For Part 1, click here.
The teacher led activities are my chance to introduce new language or skills that the students will then go on to use independently. They vary depending on the class, but are generally an opportunity for me to scaffold the students and support them in expanding their vocabulary or reading and writing skills.
I often use the Dave and Amy games during this time. Bingo is especially popular. Students learn vocabulary on one side and practice single letter recognition or reading on the other side. My students get a real kick out of leveling up to the more difficult side of the bingo.
I also introduce the more difficult sets of the games that the students have already used. Once we have used them a few times during this part of the lesson the students are able to use them independently at the beginning of the lesson. It is an ongoing process of supported learning leading to independent learning. The students are always excited to “level up” and I find that using the same games but with increasing difficulty means less time spent explaining how to do the activities and allows the students to feel confident in approaching new vocabulary.
When using the texts in a larger class my approach differs depending on whether we are using MEB1+2 or MEB3+4.
When using MEB1+2, I firstly use the Dave and Amy flashcards to introduce the vocabulary and have the students touch the picture on the page that corresponds to the flashcard. I then go through the vocabulary again asking the students “what number is the ____?”. For those students that can write numbers I have them write the number of the picture next to the word. I model the activity on a large copy of the page on the board. For those who can’t write numbers yet just speaking is enough. Following that, I practice the phrase on the page by asking the students the question and prompting the answer. For example “Do you like ____?”, “Yes I do”/”No I don’t”. Finally I tell the students to color the pages while I go around each of them individually to quickly test them on the vocabulary and write the answer to any questions in the unit, (“What’s your favorite fruit?” etc ). As the students finish they can clean up and read books while they wait for the other students to finish.
When using MEB3 for the first time in the earlier lessons with the E1 class, (the first 3 weeks or so) I use a large photocopy of the pages on the board to model how I would like the text to be done. This includes saying the words aloud when writing, not checking back in the book (I use clips to try and prevent this because it’s not easy monitoring all of the students!), and asking for help from their friends if they don’t know the vocabulary. After modeling on the board I allow the students to work at their own pace and bring their book to me after they complete a page. When they come to me I test them quickly on the vocabulary. They must do each page as many times as it takes to get each word correct. Only then may they move to the next page. I ask the students not to write in their textbooks at home so that I can be sure that they are working independently.
After the first few supported lessons with E1 and in every lesson with my E2+3 class I simply tell the students to open their books to the page they were on at the last lesson and continue writing. Students work at their own pace and when they complete MEB3 they can move on to MEB4.

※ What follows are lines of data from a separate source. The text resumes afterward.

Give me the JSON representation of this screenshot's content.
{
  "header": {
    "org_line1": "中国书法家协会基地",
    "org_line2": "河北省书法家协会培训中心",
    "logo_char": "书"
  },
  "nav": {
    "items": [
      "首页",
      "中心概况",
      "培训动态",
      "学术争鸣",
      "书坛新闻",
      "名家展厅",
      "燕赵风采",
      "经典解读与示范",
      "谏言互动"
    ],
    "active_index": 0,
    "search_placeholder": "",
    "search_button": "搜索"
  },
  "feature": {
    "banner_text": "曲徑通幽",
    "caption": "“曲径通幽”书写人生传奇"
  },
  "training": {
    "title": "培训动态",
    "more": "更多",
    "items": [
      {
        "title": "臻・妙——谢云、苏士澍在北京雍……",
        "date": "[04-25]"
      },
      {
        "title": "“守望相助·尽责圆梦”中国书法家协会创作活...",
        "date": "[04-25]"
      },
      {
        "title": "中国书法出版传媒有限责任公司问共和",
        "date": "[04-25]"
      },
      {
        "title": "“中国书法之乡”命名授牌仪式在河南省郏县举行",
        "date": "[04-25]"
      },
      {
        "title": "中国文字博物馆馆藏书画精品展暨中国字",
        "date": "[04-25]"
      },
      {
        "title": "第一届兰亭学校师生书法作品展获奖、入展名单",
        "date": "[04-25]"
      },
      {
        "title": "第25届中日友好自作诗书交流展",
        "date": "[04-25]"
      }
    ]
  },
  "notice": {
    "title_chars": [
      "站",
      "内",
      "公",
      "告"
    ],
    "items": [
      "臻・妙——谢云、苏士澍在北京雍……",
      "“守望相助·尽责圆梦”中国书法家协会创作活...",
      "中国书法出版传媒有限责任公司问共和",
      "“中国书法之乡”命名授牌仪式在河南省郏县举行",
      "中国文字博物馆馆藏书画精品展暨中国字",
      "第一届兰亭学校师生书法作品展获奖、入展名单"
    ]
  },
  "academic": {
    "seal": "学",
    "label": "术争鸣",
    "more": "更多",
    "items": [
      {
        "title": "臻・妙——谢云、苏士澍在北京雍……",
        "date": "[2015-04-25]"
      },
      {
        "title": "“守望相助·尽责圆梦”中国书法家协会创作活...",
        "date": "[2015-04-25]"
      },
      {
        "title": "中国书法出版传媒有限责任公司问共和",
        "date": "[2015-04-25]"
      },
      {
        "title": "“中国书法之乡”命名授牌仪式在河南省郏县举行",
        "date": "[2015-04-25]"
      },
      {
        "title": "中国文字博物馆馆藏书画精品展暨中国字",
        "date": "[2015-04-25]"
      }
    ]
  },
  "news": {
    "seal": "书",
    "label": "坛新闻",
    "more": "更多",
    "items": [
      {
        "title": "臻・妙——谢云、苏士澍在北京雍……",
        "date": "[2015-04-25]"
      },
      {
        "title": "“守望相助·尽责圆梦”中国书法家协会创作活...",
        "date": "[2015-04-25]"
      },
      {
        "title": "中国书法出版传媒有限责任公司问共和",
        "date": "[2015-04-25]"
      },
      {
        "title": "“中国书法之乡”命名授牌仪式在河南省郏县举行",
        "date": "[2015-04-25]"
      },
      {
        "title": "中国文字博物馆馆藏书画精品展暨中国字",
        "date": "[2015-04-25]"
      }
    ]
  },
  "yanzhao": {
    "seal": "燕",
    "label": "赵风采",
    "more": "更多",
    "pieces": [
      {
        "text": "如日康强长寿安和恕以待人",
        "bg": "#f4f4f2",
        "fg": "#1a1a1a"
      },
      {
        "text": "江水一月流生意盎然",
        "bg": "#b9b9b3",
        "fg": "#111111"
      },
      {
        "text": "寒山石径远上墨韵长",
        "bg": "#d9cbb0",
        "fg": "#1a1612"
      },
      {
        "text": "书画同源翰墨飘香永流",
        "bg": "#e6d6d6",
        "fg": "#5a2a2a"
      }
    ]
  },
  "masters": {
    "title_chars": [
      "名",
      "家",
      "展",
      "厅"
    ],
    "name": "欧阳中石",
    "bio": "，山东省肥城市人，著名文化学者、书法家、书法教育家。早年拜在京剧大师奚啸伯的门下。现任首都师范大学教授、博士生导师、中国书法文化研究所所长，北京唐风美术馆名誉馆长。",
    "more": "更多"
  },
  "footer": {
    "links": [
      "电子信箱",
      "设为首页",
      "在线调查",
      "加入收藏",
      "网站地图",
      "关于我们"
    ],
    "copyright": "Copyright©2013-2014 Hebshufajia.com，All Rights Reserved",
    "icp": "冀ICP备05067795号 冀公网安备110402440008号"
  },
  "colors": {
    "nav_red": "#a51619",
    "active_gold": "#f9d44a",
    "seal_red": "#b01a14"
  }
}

When using MEB4 it is difficult to ensure that the students are actually covering the words on the left of the page and writing them again on the right of the page, so again I use clips to ensure they cannot see the words and are writing only by looking at the pictures. I also have some test pages that I made myself to challenge them to spell the words without help.
It’s difficult to write a comprehensive explanation of how I use the Dave and Amy texts and games with large classes but I have tried to outline the basic idea here.
Unlike other texts which dictate how to teach your lessons, the MEB texts and associated games allow you to teach in a more flexible manner. You can choose what to use and at what level to address the strengths and weaknesses of your students. It takes some time and energy to print and make the games (for me the price of them made it worthwhile) but once you have done that you have an excellent set of resources to work with. You can skip around the texts to suit your lesson goals, or put the texts on hold while you use the games to strengthen the student’s vocabulary, and reading skills.
If you have any questions about anything I would be glad to answer them, so please comment below or email Dave and Amy and I will reply.
I became an ESL teacher because I wanted to help people (big and small) expand their world through language acquisition. I want my students to enjoy their learning and do it at their own pace. Dave and Amy’s resources have been instrumental in helping me establish lessons that I am proud of. Pease note! I wasn’t paid to write this blog. Teaching can be a difficult job and I wrote this in an effort to share ideas and support other teachers in their work.
Thank you for reading.